Kama, the Cosmogonic Principle: Love as a Primordial Force

Cosmogony concerns itself with understanding the birth and formation of the universe, the genesis of all things. In the rich tapestry of Hindu mythology, there is an entity that represents love at a primordial level, as a cosmic force with profound cosmogonic significance. This entity is Kama, the god of love. Often depicted as Kamadev with his bow and arrow, he stands as the embodiment of the loving awareness and compassionate awakening that underpin the structure of the cosmos.

Kamadeva, akin to the Greek Eros, is usually illustrated as a handsome youth, armed with a bow of sugarcane, a string of humming bees, and arrows adorned with five kinds of fragrant flowers. Each element of his depiction carries profound symbolism, linking love to the natural world and evoking its universal scope.

As the son of the mother goddess Shri Devi, Kama personifies the love that permeates and binds the cosmos. Shri Devi, in her various manifestations, has been a figure of boundless compassion, her warmth and nurturing essence influencing the universe’s structure and rhythm. As her offspring, Kama channels this nurturing love, amplifying it into a cosmic principle that enlivens the world.

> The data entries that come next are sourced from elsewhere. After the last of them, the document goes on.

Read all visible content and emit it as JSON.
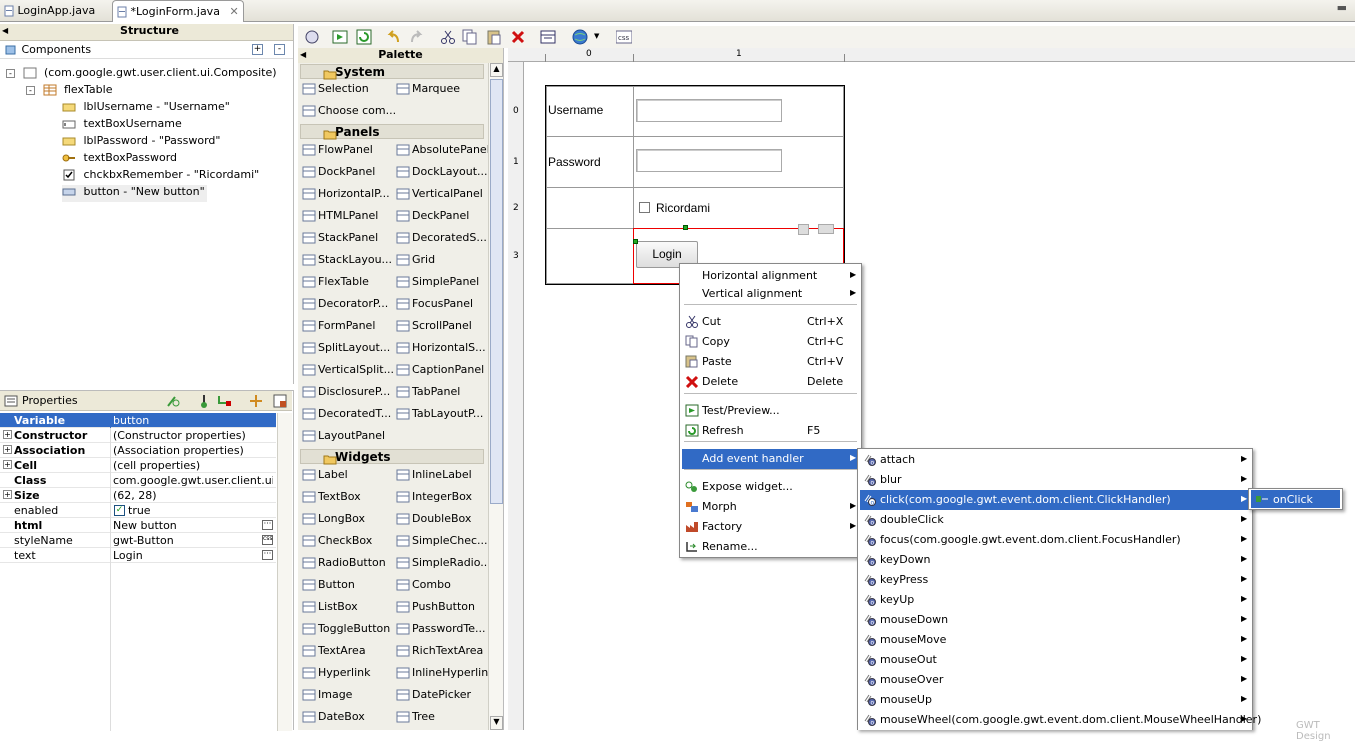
{
  "tabs": [
    {
      "label": "LoginApp.java",
      "active": false
    },
    {
      "label": "*LoginForm.java",
      "active": true
    }
  ],
  "structure": {
    "title": "Structure",
    "components_label": "Components",
    "tree": [
      {
        "label": "(com.google.gwt.user.client.ui.Composite)"
      },
      {
        "label": "flexTable"
      },
      {
        "label": "lblUsername - \"Username\""
      },
      {
        "label": "textBoxUsername"
      },
      {
        "label": "lblPassword - \"Password\""
      },
      {
        "label": "textBoxPassword"
      },
      {
        "label": "chckbxRemember - \"Ricordami\""
      },
      {
        "label": "button - \"New button\""
      }
    ]
  },
  "properties": {
    "title": "Properties",
    "rows": [
      {
        "key": "Variable",
        "value": "button"
      },
      {
        "key": "Constructor",
        "value": "(Constructor properties)"
      },
      {
        "key": "Association",
        "value": "(Association properties)"
      },
      {
        "key": "Cell",
        "value": "(cell properties)"
      },
      {
        "key": "Class",
        "value": "com.google.gwt.user.client.ui...."
      },
      {
        "key": "Size",
        "value": "(62, 28)"
      },
      {
        "key": "enabled",
        "value": "true"
      },
      {
        "key": "html",
        "value": "New button"
      },
      {
        "key": "styleName",
        "value": "gwt-Button"
      },
      {
        "key": "text",
        "value": "Login"
      }
    ]
  },
  "palette": {
    "title": "Palette",
    "system_label": "System",
    "system": [
      "Selection",
      "Marquee",
      "Choose com..."
    ],
    "panels_label": "Panels",
    "panels": [
      "FlowPanel",
      "AbsolutePanel",
      "DockPanel",
      "DockLayout...",
      "HorizontalP...",
      "VerticalPanel",
      "HTMLPanel",
      "DeckPanel",
      "StackPanel",
      "DecoratedS...",
      "StackLayou...",
      "Grid",
      "FlexTable",
      "SimplePanel",
      "DecoratorP...",
      "FocusPanel",
      "FormPanel",
      "ScrollPanel",
      "SplitLayout...",
      "HorizontalS...",
      "VerticalSplit...",
      "CaptionPanel",
      "DisclosureP...",
      "TabPanel",
      "DecoratedT...",
      "TabLayoutP...",
      "LayoutPanel"
    ],
    "widgets_label": "Widgets",
    "widgets": [
      "Label",
      "InlineLabel",
      "TextBox",
      "IntegerBox",
      "LongBox",
      "DoubleBox",
      "CheckBox",
      "SimpleChec...",
      "RadioButton",
      "SimpleRadio...",
      "Button",
      "Combo",
      "ListBox",
      "PushButton",
      "ToggleButton",
      "PasswordTe...",
      "TextArea",
      "RichTextArea",
      "Hyperlink",
      "InlineHyperlink",
      "Image",
      "DatePicker",
      "DateBox",
      "Tree"
    ]
  },
  "canvas": {
    "col_labels": [
      "0",
      "1"
    ],
    "row_labels": [
      "0",
      "1",
      "2",
      "3"
    ],
    "username_label": "Username",
    "password_label": "Password",
    "checkbox_label": "Ricordami",
    "button_label": "Login",
    "watermark": "GWT Design"
  },
  "context_menu": {
    "items": [
      {
        "label": "Horizontal alignment",
        "submenu": true
      },
      {
        "label": "Vertical alignment",
        "submenu": true
      },
      {
        "label": "Cut",
        "shortcut": "Ctrl+X"
      },
      {
        "label": "Copy",
        "shortcut": "Ctrl+C"
      },
      {
        "label": "Paste",
        "shortcut": "Ctrl+V"
      },
      {
        "label": "Delete",
        "shortcut": "Delete"
      },
      {
        "label": "Test/Preview..."
      },
      {
        "label": "Refresh",
        "shortcut": "F5"
      },
      {
        "label": "Add event handler",
        "submenu": true,
        "selected": true
      },
      {
        "label": "Expose widget..."
      },
      {
        "label": "Morph",
        "submenu": true
      },
      {
        "label": "Factory",
        "submenu": true
      },
      {
        "label": "Rename..."
      }
    ]
  },
  "event_menu": {
    "items": [
      "attach",
      "blur",
      "click(com.google.gwt.event.dom.client.ClickHandler)",
      "doubleClick",
      "focus(com.google.gwt.event.dom.client.FocusHandler)",
      "keyDown",
      "keyPress",
      "keyUp",
      "mouseDown",
      "mouseMove",
      "mouseOut",
      "mouseOver",
      "mouseUp",
      "mouseWheel(com.google.gwt.event.dom.client.MouseWheelHandler)"
    ],
    "selected": "click(com.google.gwt.event.dom.client.ClickHandler)"
  },
  "click_submenu": {
    "item": "onClick"
  },
  "colors": {
    "selection": "#316ac5",
    "panel_bg": "#ece9d8"
  }
}
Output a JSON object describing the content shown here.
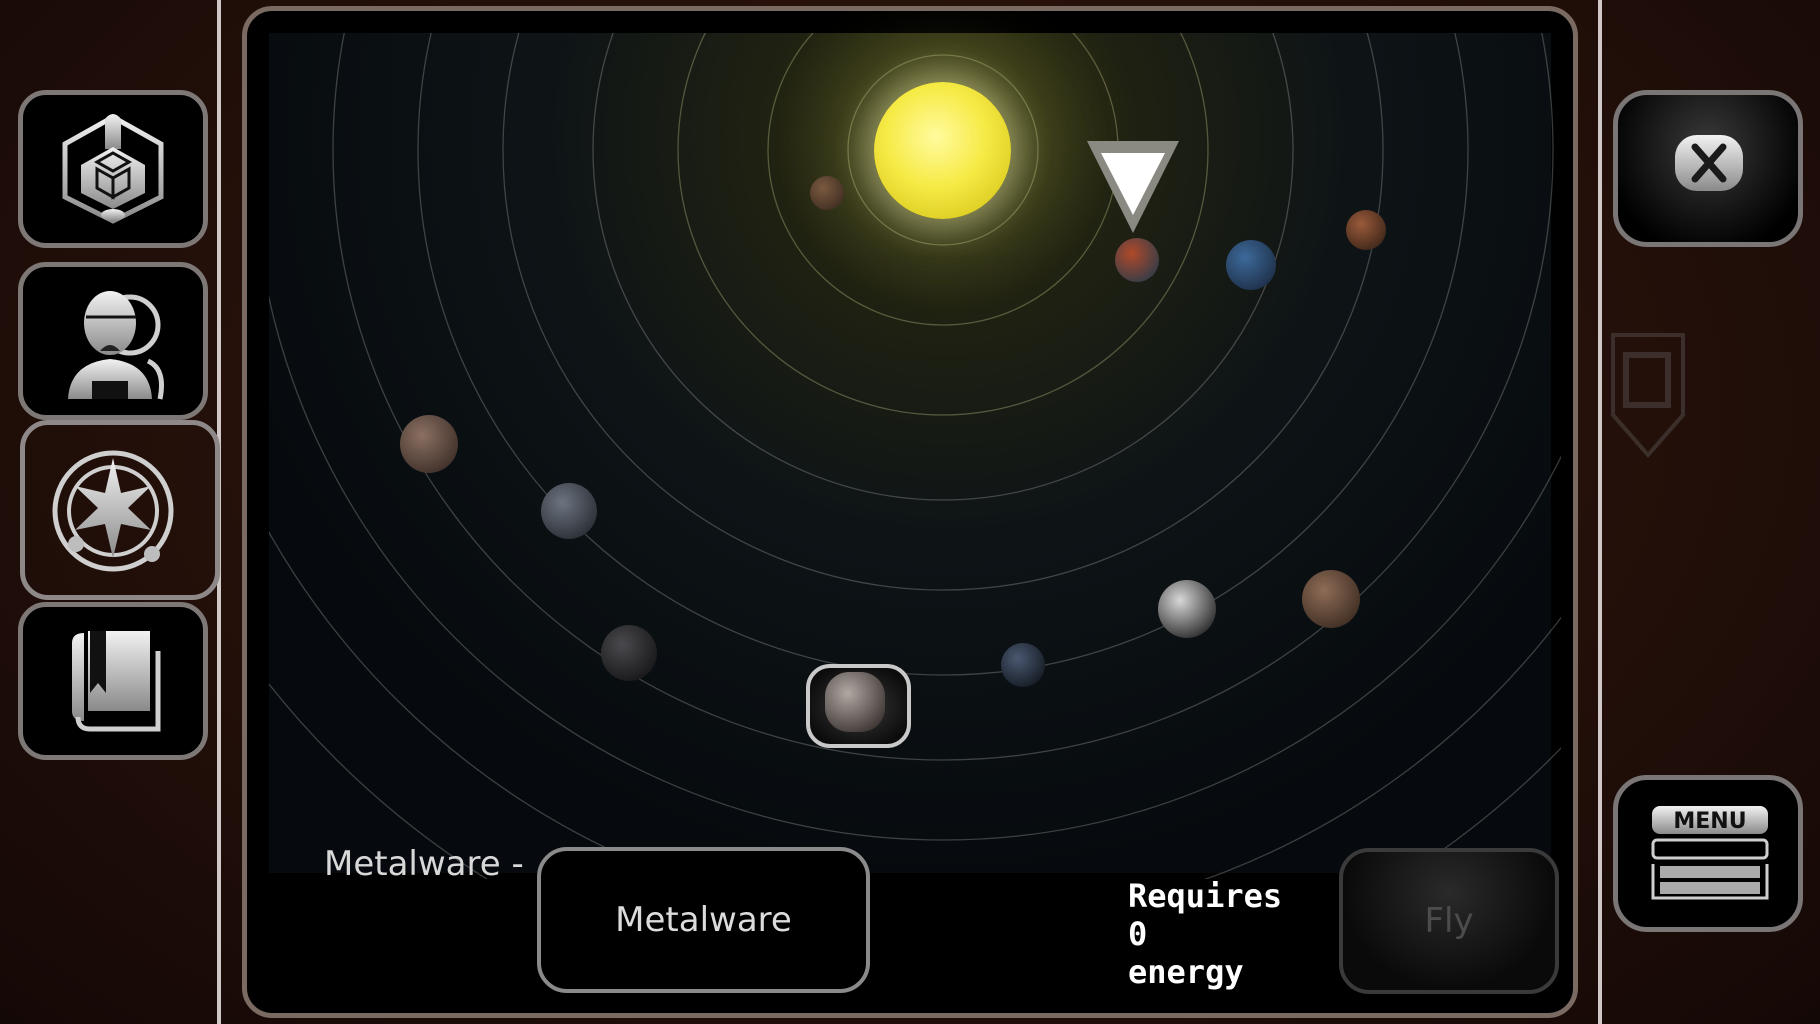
{
  "screen": "star-map",
  "left_toolbar": {
    "items": [
      {
        "id": "ship-builder",
        "icon": "ship-hexagon-icon"
      },
      {
        "id": "crew",
        "icon": "astronaut-icon"
      },
      {
        "id": "star-map",
        "icon": "compass-star-icon",
        "active": true
      },
      {
        "id": "codex",
        "icon": "book-bookmark-icon"
      }
    ]
  },
  "right_toolbar": {
    "close_icon": "close-icon",
    "menu_label": "MENU"
  },
  "star_system": {
    "star": {
      "name": "sun",
      "color": "#f3e640"
    },
    "marker": {
      "icon": "location-triangle-icon",
      "target": "current-location"
    },
    "planets": [
      {
        "id": "p1",
        "kind": "rocky-brown-small",
        "colors": [
          "#7a5a40",
          "#3e2c20"
        ]
      },
      {
        "id": "p2",
        "kind": "lava",
        "colors": [
          "#b04a2a",
          "#2c3b4a"
        ],
        "current": true
      },
      {
        "id": "p3",
        "kind": "earth-like",
        "colors": [
          "#3d6a9a",
          "#1c2c44"
        ]
      },
      {
        "id": "p4",
        "kind": "mars-like",
        "colors": [
          "#9a5a3a",
          "#3a2418"
        ]
      },
      {
        "id": "p5",
        "kind": "asteroid-brown",
        "colors": [
          "#8b7062",
          "#3a2c26"
        ]
      },
      {
        "id": "p6",
        "kind": "grey-moon",
        "colors": [
          "#6d7480",
          "#262a30"
        ]
      },
      {
        "id": "p7",
        "kind": "dark-rock",
        "colors": [
          "#4a4a4e",
          "#141416"
        ]
      },
      {
        "id": "p8",
        "kind": "station",
        "colors": [
          "#b0a8a2",
          "#3a3230"
        ],
        "selected": true
      },
      {
        "id": "p9",
        "kind": "dark-blue",
        "colors": [
          "#4a5870",
          "#121820"
        ]
      },
      {
        "id": "p10",
        "kind": "white-ice",
        "colors": [
          "#d8d8d8",
          "#202020"
        ]
      },
      {
        "id": "p11",
        "kind": "asteroid-brown",
        "colors": [
          "#8e6c56",
          "#3a2a20"
        ]
      }
    ]
  },
  "footer": {
    "destination_label": "Metalware -",
    "destination_button": "Metalware",
    "requires_line1": "Requires",
    "requires_amount": "0",
    "requires_line3": "energy",
    "fly_button": "Fly"
  }
}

It is interesting to draw parallels between Kama and Eros. Like Kama, Eros, in Greek mythology, is depicted as a young winged boy with his bow and arrows, ready to ignite desire in the hearts of gods and mortals. Both deities represent the transformative power of love, a force capable of shaping realities and birthing universes. They embody the inherent propensity for affection and desire that pervades the cosmos, acting as catalysts for creation and continuity.

The symbolism surrounding Kama is as profound as it is diverse. His sugarcane bow signifies that love is attractive and compelling. It draws us towards the sweet nectar of connection, even amidst the pains and challenges of life. The bowstring of humming bees serves as a reminder of the buzzing activity and energy inherent in love. Love is not static; it moves, evolves, and perpetuates in various forms.

The arrows of Kama, embellished with five types of flowers, further expound on this symbolism. They represent the sensory richness of love, the multisensory experience it invokes, as each flower aligns with one of the five senses. These arrows are poised to pierce hearts, to stir within them the sweet, fragrant intoxication of love.

In essence, Kama, the god of love, is more than just a mythological figure. As a cosmogonic principle, he represents the elemental force of love that permeates the universe, binding and unifying it in its profound harmony. As the son of the compassionate mother goddess Shri Devi, Kama propagates this nurturing energy throughout the cosmos, shaping existence with the profound force of love. His symbolism, rich in layers of interpretation, serves to emphasize the depth and reach of love, making Kama a cosmic principle of loving awareness and compassionate awakening.


  1. Mialphaniomega: https://mialphaniomega.wordpress.com/2015/10/07/nasadiya-suktam-hymn-of-creation-commentary-recital-sanskrit-english-word-for-word-translation-translations-in-tamil-english-french-german-spanish-and-italian-explanation-notes/
  2. An explanation of the translation of the Nasadiya Sukta (hymn 10.129 of the Rigveda) by Kant Sing
  3. http://www.swami-krishnananda.org/vishnu/nasadiya.pdf
  4. Rig Veda, tr. by Ralph T.H. Griffith, [1896], at sacred-texts.com